schema:description"1. Not Just Talk: The Recurring Theme of Conversation in Watteau's Art -- 2. The Age of Conversation: France in the Seventeenth and Eighteenth Centuries -- 3. The Conversational Mode -- 4. The Artist as Aristocrat -- 5. L'Enseigne de Gersaint and the Conversational Structure of the Artistic Sign"@en
schema:description"Antoine Watteau painted his engaging and ravishing fetes galantes during a period in which the art of polite conversation flourished in France. In this innovative study, Mary Vidal shows that conversation was central to Watteau's images of sociability and provided the framework for figural and formal relationships even in his military, mythological, theatrical, and religious works. Vidal argues that Watteau's paintings were not mere literal descriptions of social behaviour but represented conversation as part of an aesthetic, linguistic, and ethical system, as an art of living. Vidal shows that Watteau's focus on conversation was related to several developments in seventeenth- and eighteenth-century France: the rise and elaboration of an art of conversation, the intimate connection between polite discourse and the redefinition of the nobility, the flourishing of women's salons in Paris, and the development of the literary genre of the written conversation. Watteau, in common with writers such as Moliere, Scudery, Fontenelle, and Marivaux, recognized speech as the central sign system of French society. He identified the witty, improvisational, fluid, and open-ended characteristics of fine conversation with his new manner of painting. Through this analogy, he presented the artistic process itself as the main concern of the elite artist, in contrast to the scholarly, text-dependent images of the Academy. Yet in choosing conversation as his subject, Watteau also associated his art with the subtle rhetoric and self-reflexive, civilizing behavior of polite society. In his conversational artmaking, Watteau set up complex dialogic relationships between spoken words and images, past and present art, art and society, viewer and painting. Often regarded as merely erotic and decorative, his painted conversations are here shown to be also works of substance, ideas, and morals comparable with those of the greatest conversationalists, writers, and artists of his age."@en
schema:exampleOfWork<http://worldcat.org/entity/work/id/196454490>
schema:genre"Pictorial works"@en
schema:genre"Criticism, interpretation, etc."@en
schema:genre"Pictorial works."@en
schema:inLanguage"en"
schema:name"Watteau's painted conversations : art, literature, and talk in seventeenth- and eighteenth-century France"@en
schema:numberOfPages"238"
schema:publisher
schema:url
schema:workExample
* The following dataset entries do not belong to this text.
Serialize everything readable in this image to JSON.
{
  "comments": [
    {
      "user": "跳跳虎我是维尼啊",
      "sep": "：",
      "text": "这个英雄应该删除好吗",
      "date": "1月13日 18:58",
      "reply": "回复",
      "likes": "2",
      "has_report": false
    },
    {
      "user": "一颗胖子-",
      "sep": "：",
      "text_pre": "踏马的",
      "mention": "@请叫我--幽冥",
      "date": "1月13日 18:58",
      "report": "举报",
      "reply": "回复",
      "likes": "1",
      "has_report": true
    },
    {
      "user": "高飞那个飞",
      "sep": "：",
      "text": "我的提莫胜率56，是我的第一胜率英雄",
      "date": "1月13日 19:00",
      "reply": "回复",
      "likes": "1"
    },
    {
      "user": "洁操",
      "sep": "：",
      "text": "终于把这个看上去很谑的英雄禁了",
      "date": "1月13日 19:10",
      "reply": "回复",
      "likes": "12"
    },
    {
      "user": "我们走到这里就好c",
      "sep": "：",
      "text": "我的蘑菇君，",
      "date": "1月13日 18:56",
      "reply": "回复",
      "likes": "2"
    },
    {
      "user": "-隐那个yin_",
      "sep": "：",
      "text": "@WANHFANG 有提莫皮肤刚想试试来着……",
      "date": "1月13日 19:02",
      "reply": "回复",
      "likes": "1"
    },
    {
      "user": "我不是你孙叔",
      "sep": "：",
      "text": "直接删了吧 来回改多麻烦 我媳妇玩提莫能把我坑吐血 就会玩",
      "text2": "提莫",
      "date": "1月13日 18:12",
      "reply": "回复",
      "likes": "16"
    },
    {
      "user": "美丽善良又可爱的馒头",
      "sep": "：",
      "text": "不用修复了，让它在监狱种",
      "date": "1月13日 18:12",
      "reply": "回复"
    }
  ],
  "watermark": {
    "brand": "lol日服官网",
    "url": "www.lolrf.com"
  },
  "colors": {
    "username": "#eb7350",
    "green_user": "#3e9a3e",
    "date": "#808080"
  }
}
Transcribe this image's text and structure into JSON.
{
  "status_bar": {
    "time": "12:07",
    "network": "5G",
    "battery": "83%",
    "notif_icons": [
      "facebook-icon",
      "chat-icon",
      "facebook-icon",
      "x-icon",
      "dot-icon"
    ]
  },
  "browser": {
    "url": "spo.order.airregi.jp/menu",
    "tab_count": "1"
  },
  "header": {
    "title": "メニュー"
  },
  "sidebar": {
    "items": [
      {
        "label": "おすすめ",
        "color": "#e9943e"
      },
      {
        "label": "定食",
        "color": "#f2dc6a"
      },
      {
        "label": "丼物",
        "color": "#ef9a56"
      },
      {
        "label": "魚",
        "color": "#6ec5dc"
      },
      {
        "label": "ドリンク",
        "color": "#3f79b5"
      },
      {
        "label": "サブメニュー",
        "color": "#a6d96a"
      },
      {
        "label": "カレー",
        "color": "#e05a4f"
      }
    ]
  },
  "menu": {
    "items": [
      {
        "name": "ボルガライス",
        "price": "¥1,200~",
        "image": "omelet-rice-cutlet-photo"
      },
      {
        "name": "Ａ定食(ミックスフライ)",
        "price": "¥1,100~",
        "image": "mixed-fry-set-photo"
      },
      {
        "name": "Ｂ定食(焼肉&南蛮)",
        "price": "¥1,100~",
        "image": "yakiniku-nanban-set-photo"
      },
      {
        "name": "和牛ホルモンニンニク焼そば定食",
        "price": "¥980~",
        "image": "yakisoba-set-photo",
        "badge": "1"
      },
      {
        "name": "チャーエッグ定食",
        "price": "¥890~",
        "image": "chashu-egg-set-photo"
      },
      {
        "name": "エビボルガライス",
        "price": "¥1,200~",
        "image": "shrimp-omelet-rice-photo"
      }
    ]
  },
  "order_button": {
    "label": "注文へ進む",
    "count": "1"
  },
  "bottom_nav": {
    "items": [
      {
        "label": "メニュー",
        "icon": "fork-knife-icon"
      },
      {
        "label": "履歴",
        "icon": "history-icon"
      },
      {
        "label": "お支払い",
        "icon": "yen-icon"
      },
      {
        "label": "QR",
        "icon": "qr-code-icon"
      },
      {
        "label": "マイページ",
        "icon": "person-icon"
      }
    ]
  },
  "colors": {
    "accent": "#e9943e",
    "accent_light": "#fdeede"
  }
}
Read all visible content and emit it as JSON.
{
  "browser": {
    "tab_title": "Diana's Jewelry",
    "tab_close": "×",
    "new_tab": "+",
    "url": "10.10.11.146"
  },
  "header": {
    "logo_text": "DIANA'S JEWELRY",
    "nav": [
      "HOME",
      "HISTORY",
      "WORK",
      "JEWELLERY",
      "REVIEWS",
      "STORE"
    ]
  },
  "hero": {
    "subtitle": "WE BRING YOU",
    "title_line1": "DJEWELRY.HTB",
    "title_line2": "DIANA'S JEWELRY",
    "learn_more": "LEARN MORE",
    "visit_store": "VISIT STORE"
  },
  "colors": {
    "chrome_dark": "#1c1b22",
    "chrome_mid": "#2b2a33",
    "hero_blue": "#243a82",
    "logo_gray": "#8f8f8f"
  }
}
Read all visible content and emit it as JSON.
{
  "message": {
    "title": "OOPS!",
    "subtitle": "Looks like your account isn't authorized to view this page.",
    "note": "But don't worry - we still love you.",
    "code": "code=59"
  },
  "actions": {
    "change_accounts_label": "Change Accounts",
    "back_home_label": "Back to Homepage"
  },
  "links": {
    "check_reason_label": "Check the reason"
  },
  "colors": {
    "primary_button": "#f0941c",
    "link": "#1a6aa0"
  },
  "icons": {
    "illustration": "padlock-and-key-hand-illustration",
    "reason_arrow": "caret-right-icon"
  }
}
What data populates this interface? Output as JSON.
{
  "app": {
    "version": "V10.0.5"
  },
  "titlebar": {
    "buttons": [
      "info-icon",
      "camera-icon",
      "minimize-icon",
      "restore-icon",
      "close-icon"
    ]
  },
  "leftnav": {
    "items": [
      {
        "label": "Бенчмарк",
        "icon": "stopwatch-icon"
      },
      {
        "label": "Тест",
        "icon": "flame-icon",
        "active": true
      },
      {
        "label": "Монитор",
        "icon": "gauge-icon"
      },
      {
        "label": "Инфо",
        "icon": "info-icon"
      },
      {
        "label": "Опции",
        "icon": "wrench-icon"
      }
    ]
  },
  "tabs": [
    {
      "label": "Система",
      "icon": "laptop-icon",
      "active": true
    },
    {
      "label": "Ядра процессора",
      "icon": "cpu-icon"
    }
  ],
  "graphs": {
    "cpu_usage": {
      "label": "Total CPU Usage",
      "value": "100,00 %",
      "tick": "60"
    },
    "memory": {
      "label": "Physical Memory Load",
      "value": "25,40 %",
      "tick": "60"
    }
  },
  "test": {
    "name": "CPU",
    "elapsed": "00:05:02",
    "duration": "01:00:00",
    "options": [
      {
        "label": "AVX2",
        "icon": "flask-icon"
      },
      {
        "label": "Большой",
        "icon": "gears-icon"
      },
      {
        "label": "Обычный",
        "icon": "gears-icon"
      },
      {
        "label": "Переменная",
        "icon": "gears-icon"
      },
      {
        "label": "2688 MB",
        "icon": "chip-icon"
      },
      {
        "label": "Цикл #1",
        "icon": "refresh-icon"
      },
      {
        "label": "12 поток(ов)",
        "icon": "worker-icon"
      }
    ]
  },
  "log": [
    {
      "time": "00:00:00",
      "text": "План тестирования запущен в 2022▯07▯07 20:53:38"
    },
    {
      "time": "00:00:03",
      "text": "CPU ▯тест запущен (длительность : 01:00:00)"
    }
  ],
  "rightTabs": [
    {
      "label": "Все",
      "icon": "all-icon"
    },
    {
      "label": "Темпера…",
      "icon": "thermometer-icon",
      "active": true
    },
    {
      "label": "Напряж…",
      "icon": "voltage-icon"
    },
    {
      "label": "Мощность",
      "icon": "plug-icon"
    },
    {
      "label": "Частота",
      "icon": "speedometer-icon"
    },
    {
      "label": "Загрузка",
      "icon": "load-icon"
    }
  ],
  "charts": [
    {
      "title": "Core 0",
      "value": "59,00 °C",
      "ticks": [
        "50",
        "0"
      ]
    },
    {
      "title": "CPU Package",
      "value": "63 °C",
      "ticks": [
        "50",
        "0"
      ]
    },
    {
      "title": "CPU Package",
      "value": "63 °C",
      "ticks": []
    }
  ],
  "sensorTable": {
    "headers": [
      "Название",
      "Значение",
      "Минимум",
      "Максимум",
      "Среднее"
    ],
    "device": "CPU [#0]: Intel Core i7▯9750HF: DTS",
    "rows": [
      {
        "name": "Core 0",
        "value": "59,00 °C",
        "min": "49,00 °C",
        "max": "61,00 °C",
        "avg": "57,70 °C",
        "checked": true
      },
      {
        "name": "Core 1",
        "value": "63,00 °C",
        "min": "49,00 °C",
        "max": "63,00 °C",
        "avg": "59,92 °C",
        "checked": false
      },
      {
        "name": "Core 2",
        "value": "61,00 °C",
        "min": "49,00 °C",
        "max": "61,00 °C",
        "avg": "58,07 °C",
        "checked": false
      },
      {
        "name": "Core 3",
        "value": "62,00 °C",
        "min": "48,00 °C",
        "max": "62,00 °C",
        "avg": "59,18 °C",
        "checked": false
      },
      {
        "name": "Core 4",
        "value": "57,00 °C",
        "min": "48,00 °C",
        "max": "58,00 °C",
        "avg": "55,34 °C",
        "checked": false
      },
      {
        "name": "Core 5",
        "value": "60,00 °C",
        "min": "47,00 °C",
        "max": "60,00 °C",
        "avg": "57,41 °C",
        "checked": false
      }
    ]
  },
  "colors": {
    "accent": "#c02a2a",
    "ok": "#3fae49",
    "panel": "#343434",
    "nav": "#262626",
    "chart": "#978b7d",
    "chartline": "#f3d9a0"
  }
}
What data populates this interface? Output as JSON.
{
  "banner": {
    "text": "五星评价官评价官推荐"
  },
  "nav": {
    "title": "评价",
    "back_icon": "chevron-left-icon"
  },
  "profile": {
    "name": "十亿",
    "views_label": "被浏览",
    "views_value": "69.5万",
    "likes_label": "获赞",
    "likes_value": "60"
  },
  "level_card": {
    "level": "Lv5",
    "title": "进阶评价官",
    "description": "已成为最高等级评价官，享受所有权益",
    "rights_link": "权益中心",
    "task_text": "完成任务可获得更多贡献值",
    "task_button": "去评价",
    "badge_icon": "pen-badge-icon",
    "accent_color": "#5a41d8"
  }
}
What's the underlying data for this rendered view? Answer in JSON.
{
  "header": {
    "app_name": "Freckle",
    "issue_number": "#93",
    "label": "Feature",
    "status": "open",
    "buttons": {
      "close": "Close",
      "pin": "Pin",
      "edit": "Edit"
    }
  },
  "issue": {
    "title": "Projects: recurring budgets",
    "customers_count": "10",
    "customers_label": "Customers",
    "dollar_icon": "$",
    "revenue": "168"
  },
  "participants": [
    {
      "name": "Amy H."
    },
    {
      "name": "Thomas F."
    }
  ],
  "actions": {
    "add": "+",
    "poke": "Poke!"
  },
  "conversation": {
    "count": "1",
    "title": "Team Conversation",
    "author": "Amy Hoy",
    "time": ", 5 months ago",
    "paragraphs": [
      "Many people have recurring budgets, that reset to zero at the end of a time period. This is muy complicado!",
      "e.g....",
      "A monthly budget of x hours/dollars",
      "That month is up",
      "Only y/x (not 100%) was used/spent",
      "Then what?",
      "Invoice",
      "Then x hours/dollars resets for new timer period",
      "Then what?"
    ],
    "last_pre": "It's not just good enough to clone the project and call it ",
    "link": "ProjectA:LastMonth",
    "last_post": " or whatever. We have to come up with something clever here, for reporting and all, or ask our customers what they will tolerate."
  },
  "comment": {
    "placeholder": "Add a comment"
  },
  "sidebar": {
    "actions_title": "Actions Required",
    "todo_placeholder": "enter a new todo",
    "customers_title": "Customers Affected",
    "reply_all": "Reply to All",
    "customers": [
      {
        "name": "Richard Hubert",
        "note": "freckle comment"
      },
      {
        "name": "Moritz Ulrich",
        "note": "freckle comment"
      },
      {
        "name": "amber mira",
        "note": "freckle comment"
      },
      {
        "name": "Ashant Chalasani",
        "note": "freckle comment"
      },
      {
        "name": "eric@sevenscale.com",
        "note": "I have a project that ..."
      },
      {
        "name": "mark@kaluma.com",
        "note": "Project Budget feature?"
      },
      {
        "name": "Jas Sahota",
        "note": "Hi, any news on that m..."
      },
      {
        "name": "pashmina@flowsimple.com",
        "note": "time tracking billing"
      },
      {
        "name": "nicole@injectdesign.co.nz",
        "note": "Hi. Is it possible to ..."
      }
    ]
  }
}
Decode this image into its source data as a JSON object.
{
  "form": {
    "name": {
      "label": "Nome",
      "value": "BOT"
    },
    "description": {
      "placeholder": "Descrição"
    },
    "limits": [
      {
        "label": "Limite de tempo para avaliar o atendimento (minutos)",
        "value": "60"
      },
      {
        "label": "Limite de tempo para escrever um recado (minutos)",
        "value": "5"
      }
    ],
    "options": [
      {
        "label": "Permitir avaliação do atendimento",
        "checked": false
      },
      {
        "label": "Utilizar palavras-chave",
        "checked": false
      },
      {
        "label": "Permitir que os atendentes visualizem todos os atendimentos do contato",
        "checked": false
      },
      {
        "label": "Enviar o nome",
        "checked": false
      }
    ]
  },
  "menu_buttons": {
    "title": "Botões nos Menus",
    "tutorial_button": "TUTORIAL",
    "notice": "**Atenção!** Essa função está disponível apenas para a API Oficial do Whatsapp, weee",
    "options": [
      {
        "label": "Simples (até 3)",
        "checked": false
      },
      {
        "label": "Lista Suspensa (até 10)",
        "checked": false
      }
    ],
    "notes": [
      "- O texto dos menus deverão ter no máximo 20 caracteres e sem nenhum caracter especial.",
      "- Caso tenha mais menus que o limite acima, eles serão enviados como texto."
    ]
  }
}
Content-negotiable representations

关闭窗口

请登入WorldCat 

没有张号吗?很容易就可以 建立免费的账号.